(Dataset rows describing interfaces)
•••

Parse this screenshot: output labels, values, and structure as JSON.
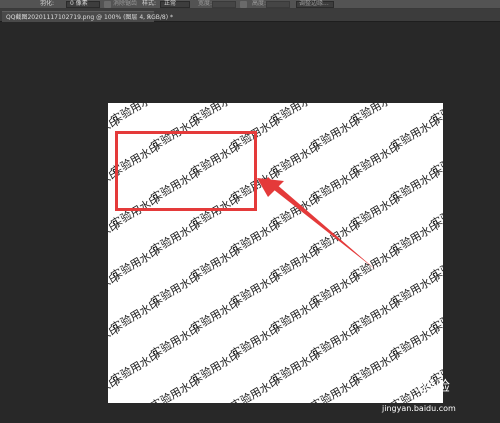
{
  "options_bar": {
    "items": [
      {
        "label": "羽化:"
      },
      {
        "label": "0 像素"
      },
      {
        "label": "消除锯齿"
      },
      {
        "label": "样式:"
      },
      {
        "label": "正常"
      },
      {
        "label": "宽度:"
      },
      {
        "label": "高度:"
      },
      {
        "label": "调整边缘..."
      }
    ]
  },
  "document_tab": {
    "label": "QQ截图20201117102719.png @ 100% (图层 4, RGB/8) *",
    "close": "×"
  },
  "canvas": {
    "watermark_text": "实验用水印"
  },
  "annotation": {
    "color": "#e43a3a"
  },
  "site_watermark": {
    "logo": "Baidu经验",
    "url": "jingyan.baidu.com"
  }
}
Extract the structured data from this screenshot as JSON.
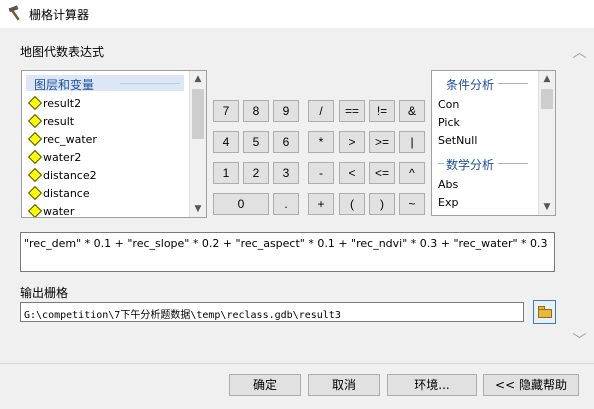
{
  "window": {
    "title": "栅格计算器"
  },
  "map_algebra": {
    "label": "地图代数表达式"
  },
  "layers": {
    "header": "图层和变量",
    "items": [
      "result2",
      "result",
      "rec_water",
      "water2",
      "distance2",
      "distance",
      "water"
    ]
  },
  "calc_buttons": {
    "row1": [
      "7",
      "8",
      "9",
      "/",
      "==",
      "!=",
      "&"
    ],
    "row2": [
      "4",
      "5",
      "6",
      "*",
      ">",
      ">=",
      "|"
    ],
    "row3": [
      "1",
      "2",
      "3",
      "-",
      "<",
      "<=",
      "^"
    ],
    "row4": [
      "0",
      ".",
      "+",
      "(",
      ")",
      "~"
    ]
  },
  "functions": {
    "conditional_header": "条件分析",
    "conditional_items": [
      "Con",
      "Pick",
      "SetNull"
    ],
    "math_header": "数学分析",
    "math_items": [
      "Abs",
      "Exp"
    ]
  },
  "expression": {
    "value": "\"rec_dem\" * 0.1 + \"rec_slope\" * 0.2 + \"rec_aspect\" * 0.1 + \"rec_ndvi\" * 0.3 + \"rec_water\" * 0.3"
  },
  "output": {
    "label": "输出栅格",
    "value": "G:\\competition\\7下午分析题数据\\temp\\reclass.gdb\\result3"
  },
  "buttons": {
    "ok": "确定",
    "cancel": "取消",
    "env": "环境...",
    "hide_help": "<< 隐藏帮助"
  }
}
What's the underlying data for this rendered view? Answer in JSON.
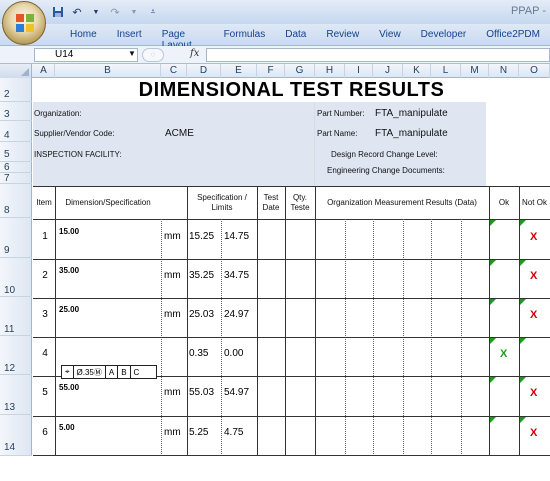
{
  "titlebar": {
    "app_title": "PPAP -"
  },
  "ribbon": {
    "tabs": [
      "Home",
      "Insert",
      "Page Layout",
      "Formulas",
      "Data",
      "Review",
      "View",
      "Developer",
      "Office2PDM"
    ]
  },
  "formula_bar": {
    "name_box": "U14",
    "fx_label": "fx",
    "formula": ""
  },
  "columns": [
    "A",
    "B",
    "C",
    "D",
    "E",
    "F",
    "G",
    "H",
    "I",
    "J",
    "K",
    "L",
    "M",
    "N",
    "O"
  ],
  "rows": [
    "2",
    "3",
    "4",
    "5",
    "6",
    "7",
    "8",
    "9",
    "10",
    "11",
    "12",
    "13",
    "14"
  ],
  "sheet": {
    "title": "DIMENSIONAL TEST RESULTS",
    "organization_label": "Organization:",
    "supplier_label": "Supplier/Vendor Code:",
    "supplier_value": "ACME",
    "inspection_label": "INSPECTION FACILITY:",
    "part_number_label": "Part Number:",
    "part_number_value": "FTA_manipulate",
    "part_name_label": "Part Name:",
    "part_name_value": "FTA_manipulate",
    "design_record_label": "Design Record Change Level:",
    "engineering_change_label": "Engineering Change Documents:",
    "headers": {
      "item": "Item",
      "dimension": "Dimension/Specification",
      "spec_limits": "Specification / Limits",
      "test_date": "Test Date",
      "qty_tested": "Qty. Teste",
      "org_results": "Organization Measurement Results (Data)",
      "ok": "Ok",
      "not_ok": "Not Ok"
    },
    "items": [
      {
        "item": "1",
        "dimension": "15.00",
        "unit": "mm",
        "upper": "15.25",
        "lower": "14.75",
        "ok": "",
        "not_ok": "X"
      },
      {
        "item": "2",
        "dimension": "35.00",
        "unit": "mm",
        "upper": "35.25",
        "lower": "34.75",
        "ok": "",
        "not_ok": "X"
      },
      {
        "item": "3",
        "dimension": "25.00",
        "unit": "mm",
        "upper": "25.03",
        "lower": "24.97",
        "ok": "",
        "not_ok": "X"
      },
      {
        "item": "4",
        "dimension": "",
        "unit": "",
        "upper": "0.35",
        "lower": "0.00",
        "ok": "X",
        "not_ok": ""
      },
      {
        "item": "5",
        "dimension": "55.00",
        "unit": "mm",
        "upper": "55.03",
        "lower": "54.97",
        "ok": "",
        "not_ok": "X"
      },
      {
        "item": "6",
        "dimension": "5.00",
        "unit": "mm",
        "upper": "5.25",
        "lower": "4.75",
        "ok": "",
        "not_ok": "X"
      }
    ],
    "gdt_frame": [
      "⌖",
      "Ø.35Ⓜ",
      "A",
      "B",
      "C"
    ]
  }
}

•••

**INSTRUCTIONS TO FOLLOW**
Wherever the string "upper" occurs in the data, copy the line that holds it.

**EXERCISE RESPONSE**
        "upper": "15.25",
        "upper": "35.25",
        "upper": "25.03",
        "upper": "0.35",
        "upper": "55.03",
        "upper": "5.25",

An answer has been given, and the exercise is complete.